Start of Data for the task

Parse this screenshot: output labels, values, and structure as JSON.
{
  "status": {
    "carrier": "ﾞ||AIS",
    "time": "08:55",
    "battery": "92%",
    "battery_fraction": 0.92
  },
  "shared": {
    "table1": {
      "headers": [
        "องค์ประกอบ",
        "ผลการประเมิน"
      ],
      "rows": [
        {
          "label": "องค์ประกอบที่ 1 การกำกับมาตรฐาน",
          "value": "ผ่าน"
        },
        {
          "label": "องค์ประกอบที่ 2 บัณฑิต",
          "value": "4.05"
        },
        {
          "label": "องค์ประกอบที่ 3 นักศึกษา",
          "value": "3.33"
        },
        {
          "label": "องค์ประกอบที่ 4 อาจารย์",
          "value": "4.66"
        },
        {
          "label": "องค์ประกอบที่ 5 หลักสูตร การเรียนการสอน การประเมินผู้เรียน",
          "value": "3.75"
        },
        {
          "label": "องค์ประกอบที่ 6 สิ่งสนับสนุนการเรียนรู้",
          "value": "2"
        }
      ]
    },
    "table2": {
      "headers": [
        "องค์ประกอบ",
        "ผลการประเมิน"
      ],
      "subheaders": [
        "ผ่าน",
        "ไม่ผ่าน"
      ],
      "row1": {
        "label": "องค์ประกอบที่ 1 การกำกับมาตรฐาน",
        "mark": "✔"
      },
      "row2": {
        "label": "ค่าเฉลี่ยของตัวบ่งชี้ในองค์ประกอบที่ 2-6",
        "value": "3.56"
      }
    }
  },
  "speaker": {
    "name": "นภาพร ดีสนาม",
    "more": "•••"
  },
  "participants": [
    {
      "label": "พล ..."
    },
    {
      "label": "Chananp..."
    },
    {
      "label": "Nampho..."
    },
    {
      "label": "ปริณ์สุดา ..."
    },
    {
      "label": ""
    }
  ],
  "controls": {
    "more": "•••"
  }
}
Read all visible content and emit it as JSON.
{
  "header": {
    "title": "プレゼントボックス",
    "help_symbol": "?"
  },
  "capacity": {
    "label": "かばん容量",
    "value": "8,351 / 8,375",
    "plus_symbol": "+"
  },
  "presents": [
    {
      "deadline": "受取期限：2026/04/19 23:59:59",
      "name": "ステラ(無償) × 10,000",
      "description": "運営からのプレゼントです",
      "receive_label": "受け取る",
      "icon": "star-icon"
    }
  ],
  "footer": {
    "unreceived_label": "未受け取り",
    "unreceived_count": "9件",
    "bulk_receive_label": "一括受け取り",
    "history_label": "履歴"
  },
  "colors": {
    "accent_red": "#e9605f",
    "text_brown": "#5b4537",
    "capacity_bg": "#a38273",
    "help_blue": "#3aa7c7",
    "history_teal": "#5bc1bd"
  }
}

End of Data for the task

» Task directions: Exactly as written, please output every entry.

» Exercise result:
Parse this screenshot: output labels, values, and structure as JSON.
{
  "status": {
    "carrier": "ﾞ||AIS",
    "time": "08:55",
    "battery": "92%",
    "battery_fraction": 0.92
  },
  "shared": {
    "table1": {
      "headers": [
        "องค์ประกอบ",
        "ผลการประเมิน"
      ],
      "rows": [
        {
          "label": "องค์ประกอบที่ 1 การกำกับมาตรฐาน",
          "value": "ผ่าน"
        },
        {
          "label": "องค์ประกอบที่ 2 บัณฑิต",
          "value": "4.05"
        },
        {
          "label": "องค์ประกอบที่ 3 นักศึกษา",
          "value": "3.33"
        },
        {
          "label": "องค์ประกอบที่ 4 อาจารย์",
          "value": "4.66"
        },
        {
          "label": "องค์ประกอบที่ 5 หลักสูตร การเรียนการสอน การประเมินผู้เรียน",
          "value": "3.75"
        },
        {
          "label": "องค์ประกอบที่ 6 สิ่งสนับสนุนการเรียนรู้",
          "value": "2"
        }
      ]
    },
    "table2": {
      "headers": [
        "องค์ประกอบ",
        "ผลการประเมิน"
      ],
      "subheaders": [
        "ผ่าน",
        "ไม่ผ่าน"
      ],
      "row1": {
        "label": "องค์ประกอบที่ 1 การกำกับมาตรฐาน",
        "mark": "✔"
      },
      "row2": {
        "label": "ค่าเฉลี่ยของตัวบ่งชี้ในองค์ประกอบที่ 2-6",
        "value": "3.56"
      }
    }
  },
  "speaker": {
    "name": "นภาพร ดีสนาม",
    "more": "•••"
  },
  "participants": [
    {
      "label": "พล ..."
    },
    {
      "label": "Chananp..."
    },
    {
      "label": "Nampho..."
    },
    {
      "label": "ปริณ์สุดา ..."
    },
    {
      "label": ""
    }
  ],
  "controls": {
    "more": "•••"
  }
}
Read all visible content and emit it as JSON.
{
  "header": {
    "title": "プレゼントボックス",
    "help_symbol": "?"
  },
  "capacity": {
    "label": "かばん容量",
    "value": "8,351 / 8,375",
    "plus_symbol": "+"
  },
  "presents": [
    {
      "deadline": "受取期限：2026/04/19 23:59:59",
      "name": "ステラ(無償) × 10,000",
      "description": "運営からのプレゼントです",
      "receive_label": "受け取る",
      "icon": "star-icon"
    }
  ],
  "footer": {
    "unreceived_label": "未受け取り",
    "unreceived_count": "9件",
    "bulk_receive_label": "一括受け取り",
    "history_label": "履歴"
  },
  "colors": {
    "accent_red": "#e9605f",
    "text_brown": "#5b4537",
    "capacity_bg": "#a38273",
    "help_blue": "#3aa7c7",
    "history_teal": "#5bc1bd"
  }
}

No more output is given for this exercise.